Similar messages have been dispatched to the Obama administration and UN Secretary-General Ban Ki-Moon, warning against the ramifications Adnan's death could have in the region.
Earlier this week, Catherine Ashton, the European foreign policy chief, urged Israel to do everything possible to preserve Adnan's health. She also reiterated EU concerns about Israel's "extensive use of administrative detention without formal charge."
According to the Israeli human-rights organisation B'tselem, there has been a sharp increase in the number of administrative detainees held by Israel over the past year, from 219 in January 2011 to 309 in January 2012.
Eighty people, or 26 per cent of the detainees, have been held for six months to one year, with another 88 people, or 28.5 per cent, being held for between one and two years. Sixteen detainees have been in administrative detention for between two and four-and-a-half years.
B'tselem stressed the illegality of the administrative detention procedure because it violates the right to liberty and due process, detainees being incarcerated for prolonged periods on the basis of secret evidence without charge or trial.
Administrative detention is also reserved for non-Jews, particularly Palestinians, and is designed to punish and break the will of those who won't submit to the occupation.
While some non-Jews have been held in administrative detention by Israel, their number has been very small and the jail-time symbolic, underscoring the discrimination against non-Jews in Israel-Palestine.
Israel does not seem to be indifferent to Adnan's fate, apparently out of concern about the reactions his death may provoke among Palestinians.

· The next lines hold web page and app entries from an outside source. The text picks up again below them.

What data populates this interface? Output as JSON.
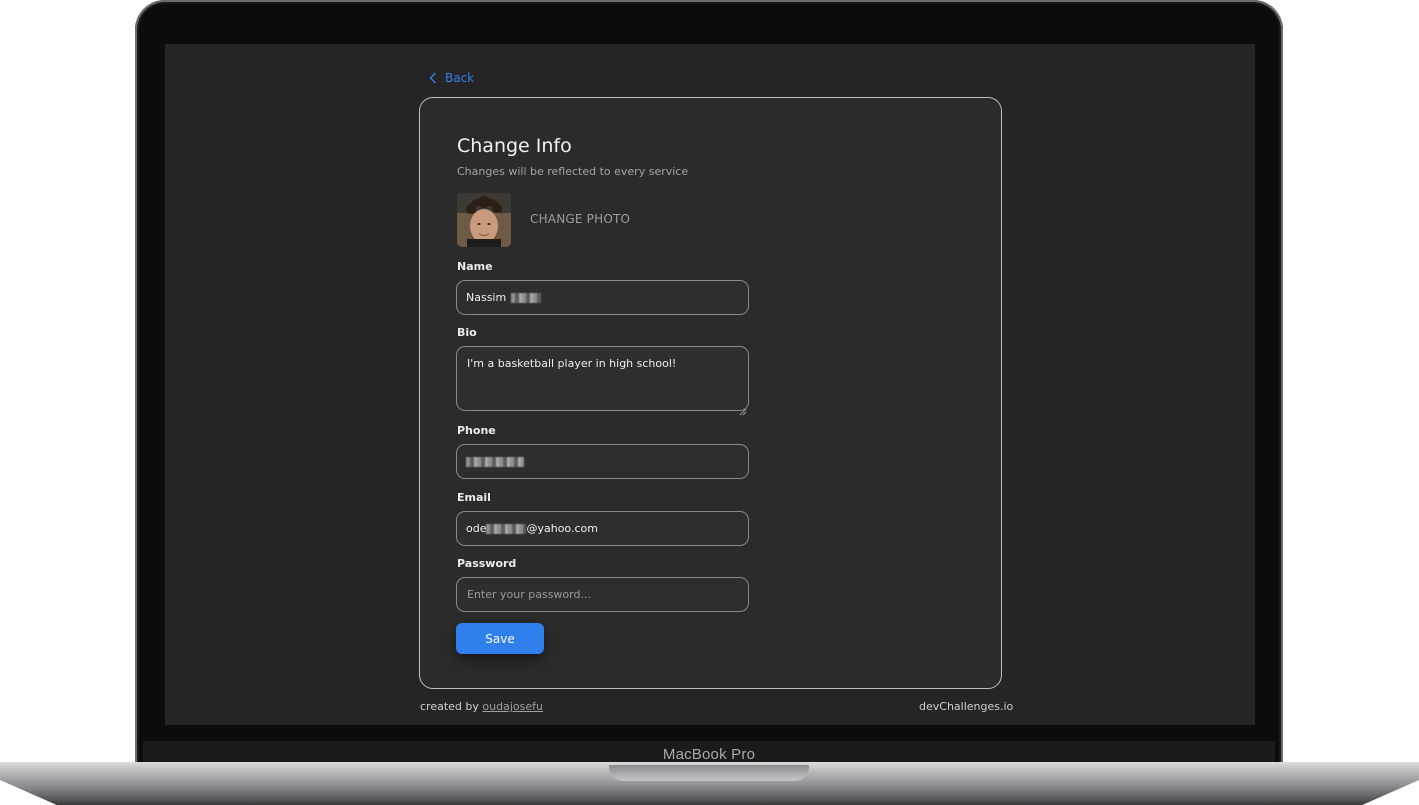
{
  "device": {
    "model_label": "MacBook Pro"
  },
  "nav": {
    "back_label": "Back"
  },
  "card": {
    "title": "Change Info",
    "subtitle": "Changes will be reflected to every service",
    "change_photo_label": "CHANGE PHOTO"
  },
  "form": {
    "name": {
      "label": "Name",
      "value_prefix": "Nassim"
    },
    "bio": {
      "label": "Bio",
      "value": "I'm a basketball player in high school!"
    },
    "phone": {
      "label": "Phone"
    },
    "email": {
      "label": "Email",
      "value_prefix": "ode",
      "value_suffix": "@yahoo.com"
    },
    "password": {
      "label": "Password",
      "placeholder": "Enter your password..."
    },
    "save_label": "Save"
  },
  "footer": {
    "created_by": "created by",
    "author": "oudajosefu",
    "site": "devChallenges.io"
  },
  "colors": {
    "accent": "#2f80ed",
    "background": "#252526",
    "card": "#2b2b2c"
  },
  "icons": {
    "back": "chevron-left-icon"
  }
}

The Israeli High Court decided on 21 February to free Adnan two months from now, leaving open the question of whether he will survive until then or whether he will be immediately rearrested.